**WHAT YOU NEED TO DO:**
Copy each of the entries below faithfully, setting aside any pictures.

**SUPPLIED ENTRIES:**

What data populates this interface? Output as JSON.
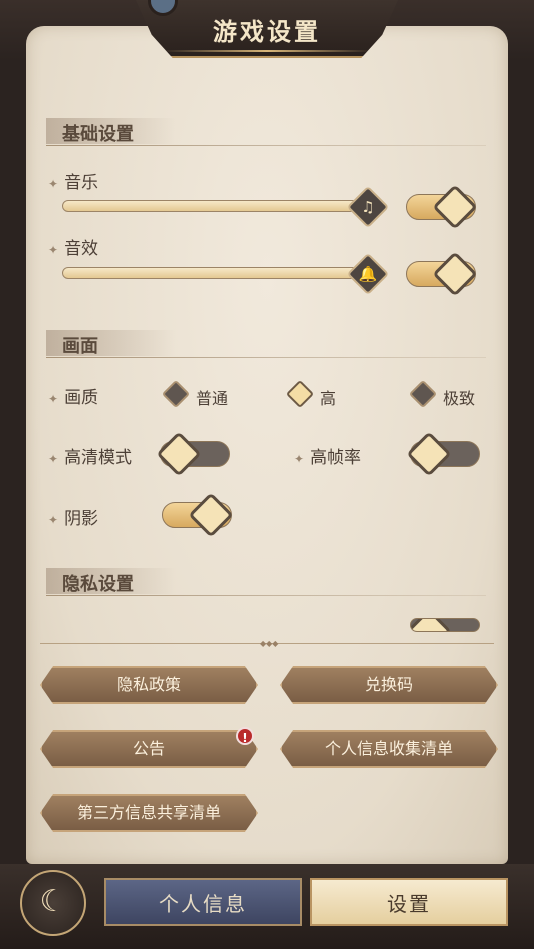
{
  "header": {
    "title": "游戏设置"
  },
  "sections": {
    "basic": {
      "title": "基础设置",
      "music": {
        "label": "音乐",
        "slider_level": 1.0,
        "enabled": true,
        "icon": "music-note-icon"
      },
      "sfx": {
        "label": "音效",
        "slider_level": 1.0,
        "enabled": true,
        "icon": "bell-icon"
      }
    },
    "display": {
      "title": "画面",
      "quality": {
        "label": "画质",
        "options": [
          "普通",
          "高",
          "极致"
        ],
        "selected": "高"
      },
      "hd_mode": {
        "label": "高清模式",
        "enabled": false
      },
      "high_fps": {
        "label": "高帧率",
        "enabled": false
      },
      "shadow": {
        "label": "阴影",
        "enabled": true
      }
    },
    "privacy": {
      "title": "隐私设置",
      "partial_item": {
        "enabled": false
      }
    }
  },
  "buttons": {
    "privacy_policy": "隐私政策",
    "redeem_code": "兑换码",
    "announcement": "公告",
    "announcement_badge": "!",
    "personal_info_list": "个人信息收集清单",
    "third_party_list": "第三方信息共享清单"
  },
  "tabs": {
    "personal_info": "个人信息",
    "settings": "设置",
    "active": "设置"
  },
  "colors": {
    "accent_gold": "#e1b66c",
    "badge_red": "#b92a2a",
    "inactive_tab": "#4f587a"
  }
}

**COMPLETED EXERCISE:**
What data populates this interface? Output as JSON.
{
  "header": {
    "title": "游戏设置"
  },
  "sections": {
    "basic": {
      "title": "基础设置",
      "music": {
        "label": "音乐",
        "slider_level": 1.0,
        "enabled": true,
        "icon": "music-note-icon"
      },
      "sfx": {
        "label": "音效",
        "slider_level": 1.0,
        "enabled": true,
        "icon": "bell-icon"
      }
    },
    "display": {
      "title": "画面",
      "quality": {
        "label": "画质",
        "options": [
          "普通",
          "高",
          "极致"
        ],
        "selected": "高"
      },
      "hd_mode": {
        "label": "高清模式",
        "enabled": false
      },
      "high_fps": {
        "label": "高帧率",
        "enabled": false
      },
      "shadow": {
        "label": "阴影",
        "enabled": true
      }
    },
    "privacy": {
      "title": "隐私设置",
      "partial_item": {
        "enabled": false
      }
    }
  },
  "buttons": {
    "privacy_policy": "隐私政策",
    "redeem_code": "兑换码",
    "announcement": "公告",
    "announcement_badge": "!",
    "personal_info_list": "个人信息收集清单",
    "third_party_list": "第三方信息共享清单"
  },
  "tabs": {
    "personal_info": "个人信息",
    "settings": "设置",
    "active": "设置"
  },
  "colors": {
    "accent_gold": "#e1b66c",
    "badge_red": "#b92a2a",
    "inactive_tab": "#4f587a"
  }
}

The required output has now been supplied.